British Cycling president Brian Cookson is to set up a meeting with ASO, the Tour de France owners, and leading female riders to explore the possibility of recreating the woman's Tour de France. In addition he announced that the delivery partner for the 2014 Tour of Britain will also organise a 5-day international stage race for women.
“There's been a lot of attention recently on the need to develop women’s cycling at all levels of the sport and it is a key part of my election manifesto for the Presidency of the UCI. People are passionate about the issue and are rightly frustrated that not enough is being done.
“At British Cycling we’ve got hold of the issue and are coming to the end of tendering for the organiser who will be responsible for our biggest international event, the Tour of Britain, for the next five years. It was really important to me that we used that process to secure a transformation in elite women's racing so I'm pleased to be able to confirm that there will now be a five-day international stage race for women in Britain in 2014. The event will be separate from the men's race, but it will be promoted to a high standard.
“Having an international field competing in a stage race in my home country provides a template for the kind of changes I will develop on the international stage if I'm successful in my bid to become UCI President in September. We need to work closely with organisers, sponsors, teams and broadcasters to create new events on the professional calendar. A women’s equivalent of the Tour de France is one potential solution and the focus of attention of a really successful petition which now has over 77,000 signatures.

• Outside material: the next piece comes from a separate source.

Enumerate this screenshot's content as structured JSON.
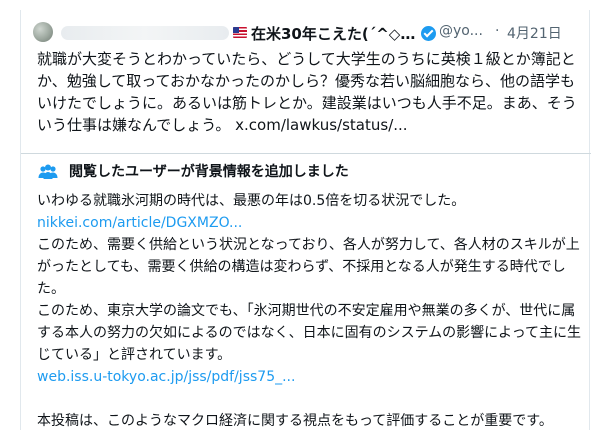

“Undoubtedly having a female equivalent of the biggest bike race in the world is an objective we should need to explore. This is why I am currently setting up a meeting involving Marianne Vos, Emma Pooley and other key representatives behind the petition with the right people, including Tour de France owners ASO and UCI Management Committee member Tracey Gaudry.
“Cycling has a long way to go to ensure women’s cycling is given an equal stage to the men’s events. We won’t get there tomorrow, nor next week, but what riders like Marianne and Emma have achieved shows us the potential there is given the right focus, investment and, crucially, leadership by the UCI.”Article continues below